Heiar saw improvement in the second half against McGill and in Wednesday’s game against IndiSport All-Stars.
“The guys did a better job of moving the ball, being aggressive, getting to the free-throw line, making extra passes, playing inside-out,” Heiar said.
Morris’ play in the lane and baskets by Darral Willis helped immensely. When the Shockers struggled, they often needed the relief that post scoring (or passing) can provide. The big men needed to do more. So did the guards.
“That’s we what kept stressing to them,” Heiar said. “That’s what we stressed in the film session, how many times the bigs were open down there.”
Morris can make jump shots. He made two threes on the trip. He needs to start his game with post moves and tough inside scoring. That is where he can stress defenses the most, drawing fouls and passing. Defenses will see it as a relief if they can get him to take 15-foot jumpers, almost regardless of whether or not he makes them.

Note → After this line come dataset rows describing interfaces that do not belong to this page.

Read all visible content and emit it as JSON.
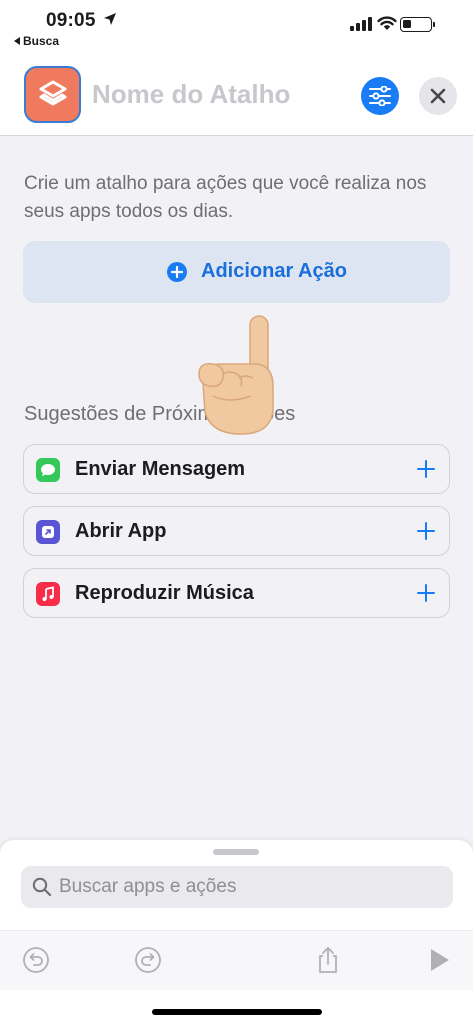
{
  "status_bar": {
    "time": "09:05",
    "back_app": "Busca",
    "battery_level": 0.3
  },
  "header": {
    "shortcut_name_placeholder": "Nome do Atalho",
    "icon_color": "#f07a5e",
    "accent_color": "#1a7cf5"
  },
  "main": {
    "intro_text": "Crie um atalho para ações que você realiza nos seus apps todos os dias.",
    "add_action_label": "Adicionar Ação",
    "suggestions_title": "Sugestões de Próximas Ações",
    "suggestions": [
      {
        "label": "Enviar Mensagem",
        "icon": "messages-icon",
        "icon_color": "#34c759"
      },
      {
        "label": "Abrir App",
        "icon": "open-app-icon",
        "icon_color": "#5856d6"
      },
      {
        "label": "Reproduzir Música",
        "icon": "music-icon",
        "icon_color": "#fa2d48"
      }
    ]
  },
  "bottom_sheet": {
    "search_placeholder": "Buscar apps e ações",
    "toolbar": [
      "undo-icon",
      "redo-icon",
      "share-icon",
      "play-icon"
    ]
  }
}
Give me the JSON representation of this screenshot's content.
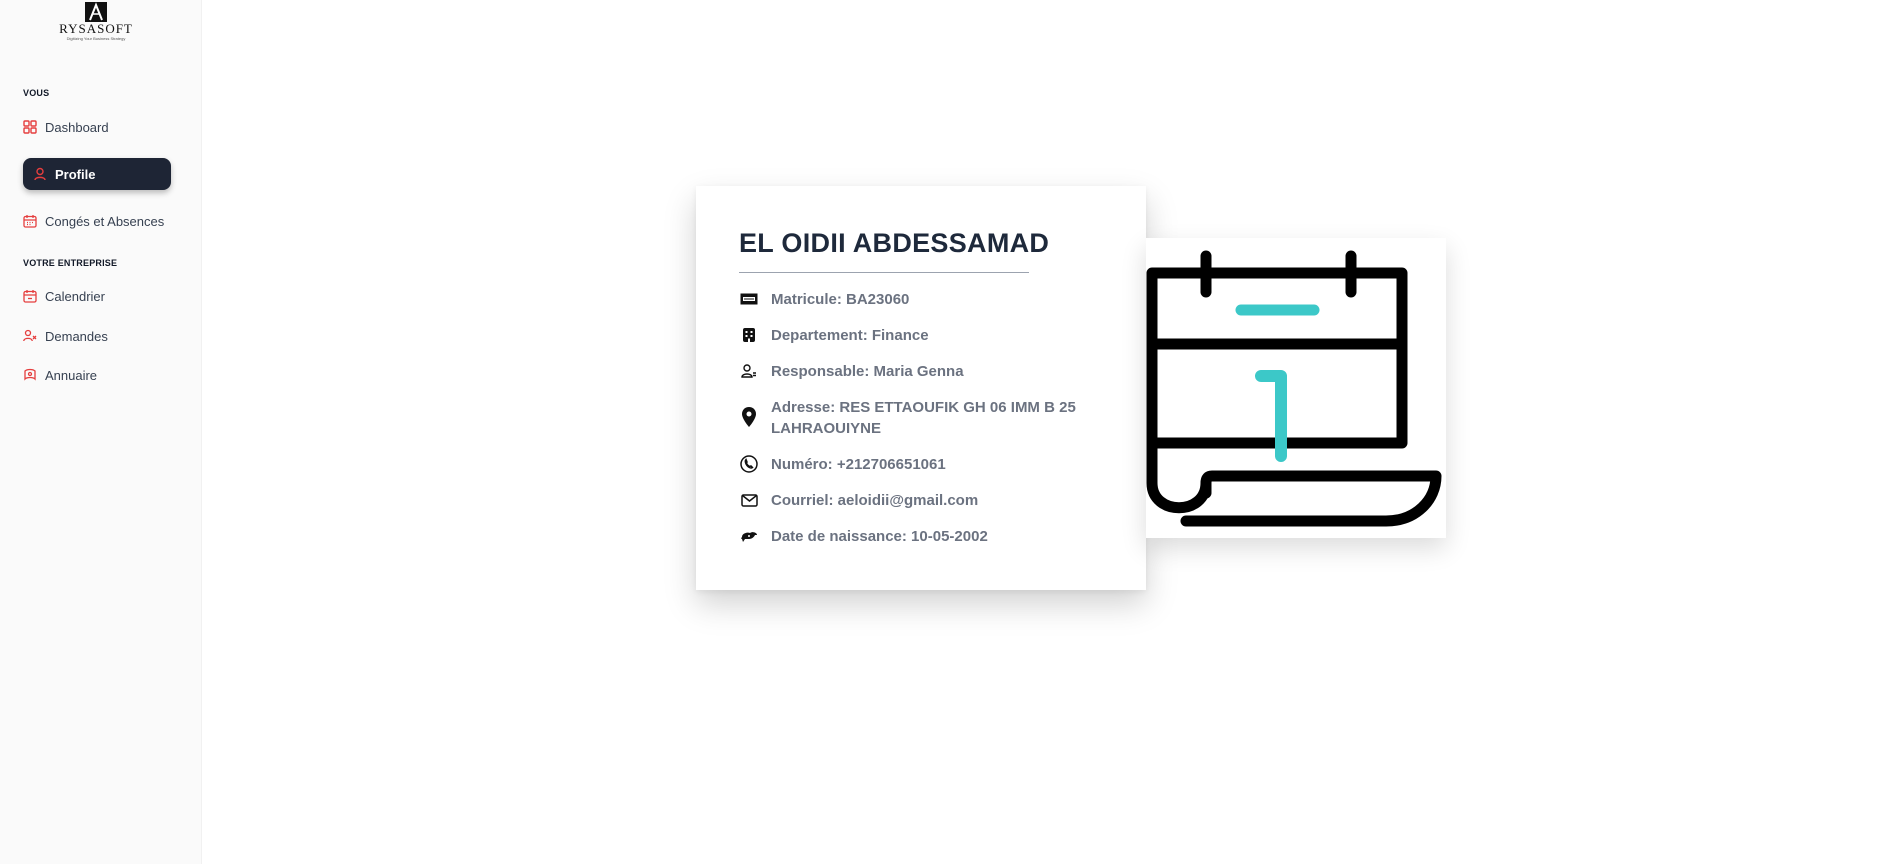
{
  "logo": {
    "brand": "RYSASOFT",
    "tagline": "Digitizing Your Business Strategy"
  },
  "sidebar": {
    "sections": [
      {
        "label": "VOUS"
      },
      {
        "label": "VOTRE ENTREPRISE"
      }
    ],
    "items": [
      {
        "label": "Dashboard",
        "icon": "grid-icon",
        "active": false
      },
      {
        "label": "Profile",
        "icon": "user-icon",
        "active": true
      },
      {
        "label": "Congés et Absences",
        "icon": "calendar-icon",
        "active": false
      },
      {
        "label": "Calendrier",
        "icon": "calendar-icon",
        "active": false
      },
      {
        "label": "Demandes",
        "icon": "users-icon",
        "active": false
      },
      {
        "label": "Annuaire",
        "icon": "book-icon",
        "active": false
      }
    ]
  },
  "profile": {
    "name": "EL OIDII ABDESSAMAD",
    "rows": [
      {
        "icon": "id-card-icon",
        "text": "Matricule: BA23060"
      },
      {
        "icon": "building-icon",
        "text": "Departement: Finance"
      },
      {
        "icon": "manager-icon",
        "text": "Responsable: Maria Genna"
      },
      {
        "icon": "location-pin-icon",
        "text": "Adresse: RES ETTAOUFIK GH 06 IMM B 25 LAHRAOUIYNE"
      },
      {
        "icon": "phone-icon",
        "text": "Numéro: +212706651061"
      },
      {
        "icon": "envelope-icon",
        "text": "Courriel: aeloidii@gmail.com"
      },
      {
        "icon": "cake-icon",
        "text": "Date de naissance: 10-05-2002"
      }
    ]
  },
  "calendar_graphic": {
    "day": "1",
    "accent_color": "#3cc8c8"
  },
  "colors": {
    "sidebar_active_bg": "#1e2535",
    "icon_red": "#e53e3e",
    "accent": "#3cc8c8"
  }
}
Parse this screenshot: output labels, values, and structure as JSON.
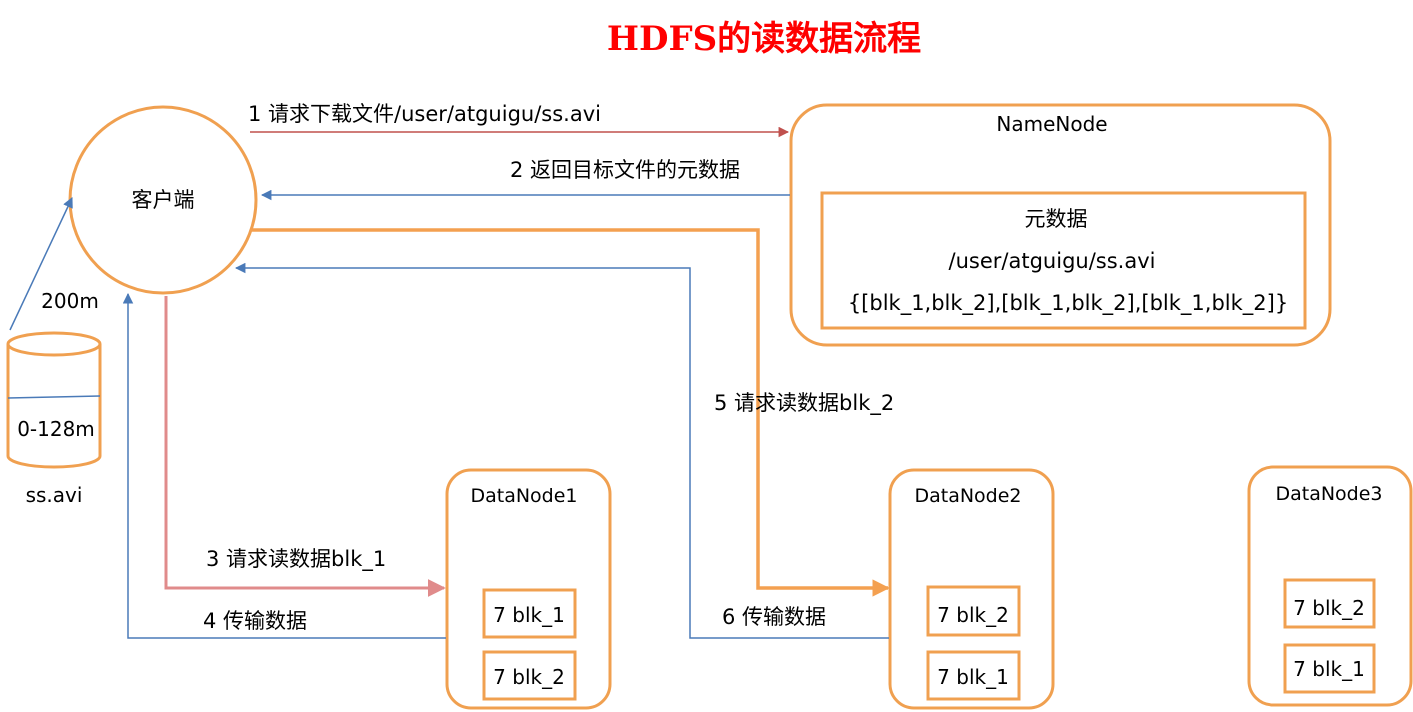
{
  "title": "HDFS的读数据流程",
  "colors": {
    "title": "#ff0000",
    "orange": "#f0a050",
    "blue_line": "#4a7ab8",
    "red_line": "#c0504d",
    "pink_line": "#e08b8b",
    "orange_line": "#f4a050"
  },
  "client": {
    "label": "客户端"
  },
  "file": {
    "size_label": "200m",
    "block_label": "0-128m",
    "name": "ss.avi"
  },
  "namenode": {
    "label": "NameNode",
    "metadata": {
      "heading": "元数据",
      "path": "/user/atguigu/ss.avi",
      "blocks": "{[blk_1,blk_2],[blk_1,blk_2],[blk_1,blk_2]}"
    }
  },
  "datanodes": [
    {
      "label": "DataNode1",
      "blocks": [
        "7 blk_1",
        "7 blk_2"
      ]
    },
    {
      "label": "DataNode2",
      "blocks": [
        "7 blk_2",
        "7 blk_1"
      ]
    },
    {
      "label": "DataNode3",
      "blocks": [
        "7 blk_2",
        "7 blk_1"
      ]
    }
  ],
  "steps": {
    "s1": "1 请求下载文件/user/atguigu/ss.avi",
    "s2": "2 返回目标文件的元数据",
    "s3": "3 请求读数据blk_1",
    "s4": "4 传输数据",
    "s5": "5 请求读数据blk_2",
    "s6": "6 传输数据"
  }
}
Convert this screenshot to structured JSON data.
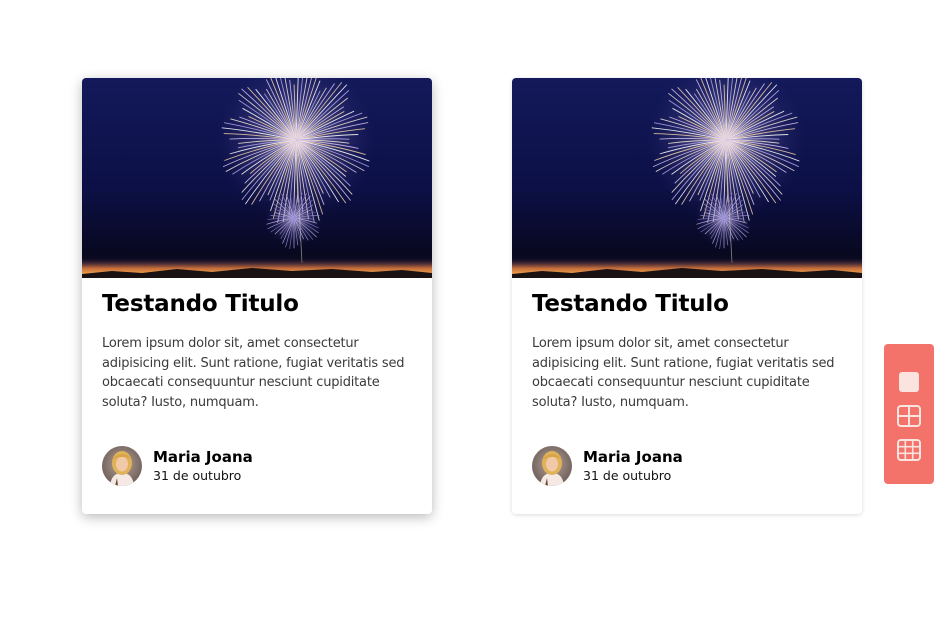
{
  "cards": [
    {
      "image": "fireworks-night-sky",
      "title": "Testando Titulo",
      "text": "Lorem ipsum dolor sit, amet consectetur adipisicing elit. Sunt ratione, fugiat veritatis sed obcaecati consequuntur nesciunt cupiditate soluta? Iusto, numquam.",
      "author": {
        "name": "Maria Joana",
        "date": "31 de outubro",
        "avatar": "avatar-woman-blonde"
      }
    },
    {
      "image": "fireworks-night-sky",
      "title": "Testando Titulo",
      "text": "Lorem ipsum dolor sit, amet consectetur adipisicing elit. Sunt ratione, fugiat veritatis sed obcaecati consequuntur nesciunt cupiditate soluta? Iusto, numquam.",
      "author": {
        "name": "Maria Joana",
        "date": "31 de outubro",
        "avatar": "avatar-woman-blonde"
      }
    }
  ],
  "view_toggle": {
    "buttons": [
      {
        "icon": "single-column-icon"
      },
      {
        "icon": "two-column-grid-icon"
      },
      {
        "icon": "three-column-grid-icon"
      }
    ]
  },
  "colors": {
    "toggle_background": "#f3736a",
    "sky_top": "#10163f",
    "sky_bottom": "#0a0a25",
    "horizon_glow": "#e8893a"
  }
}
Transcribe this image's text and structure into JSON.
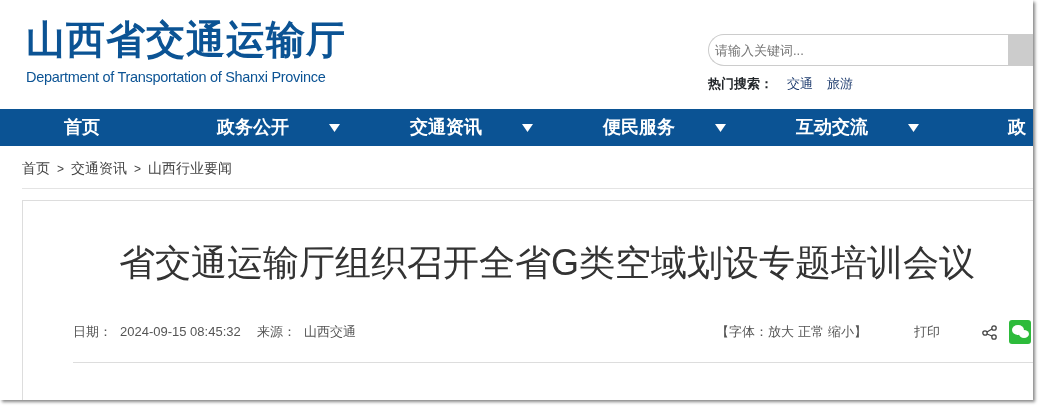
{
  "header": {
    "logo_cn": "山西省交通运输厅",
    "logo_en": "Department of Transportation of Shanxi Province",
    "search": {
      "placeholder": "请输入关键词..."
    },
    "hot_search": {
      "label": "热门搜索：",
      "terms": [
        "交通",
        "旅游"
      ]
    }
  },
  "nav": [
    {
      "label": "首页",
      "has_menu": false
    },
    {
      "label": "政务公开",
      "has_menu": true
    },
    {
      "label": "交通资讯",
      "has_menu": true
    },
    {
      "label": "便民服务",
      "has_menu": true
    },
    {
      "label": "互动交流",
      "has_menu": true
    },
    {
      "label": "政",
      "has_menu": false
    }
  ],
  "breadcrumb": [
    {
      "label": "首页",
      "separator": ">"
    },
    {
      "label": "交通资讯",
      "separator": ">"
    },
    {
      "label": "山西行业要闻"
    }
  ],
  "article": {
    "title": "省交通运输厅组织召开全省G类空域划设专题培训会议",
    "meta": {
      "date_label": "日期：",
      "date": "2024-09-15 08:45:32",
      "source_label": "来源：",
      "source": "山西交通"
    },
    "font_tools": {
      "open": "【字体：",
      "options": [
        "放大",
        "正常",
        "缩小"
      ],
      "close": "】"
    },
    "print": "打印"
  }
}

“That’s a huge body down there,” Shamet said. “When he gets the ball inside, defenses are going to have to honor that. He’s a willing passer, so he knows how to play with the guys on the perimeter.”
▪ Even when things went wrong on the trip, juniors Zach Brown and Rashard Kelly usually provided a measure of stability.
After committing six turnovers in the first three games, Brown handled the ball more carefully and sparked the offense with smart drives and foul shots. He went 23 of 27 at the line in four games. Kelly rebounded, took charges and shot efficiently.
“Rashard Kelly — probably the most consistent, most solid contributor in all areas of the system at both ends of the court,” Heiar said.
▪ Shamet shot poorly from three-point range (5 for 20), but went 20 for 40 overall and showed a good ability to drive and score at the rim. As Heiar pointed out, it’s easy to think of Shamet as a veteran. He played well early in his freshman season and Marshall talked about him often during the season as WSU’s top newcomer before a foot injury ended his season in late November.
Shamet played three games and then didn’t resume basketball drills until mid-February. Even then, ankle stiffness kept him from getting the full benefit of that time. While he’s been around for a season, the injury limited his experience.
“Everybody looks at Landry like he’s a junior,” Heiar said. “He’s a freshman. He got better and better every game, every possession. More confident. More competitive.”
Wichita State in Canada
- WSU 107, University of Quebec at Montreal 58
- Carleton University 100, WSU 75
- WSU 77, McGill University 71
- WSU 94, IndiSport All-Stars 79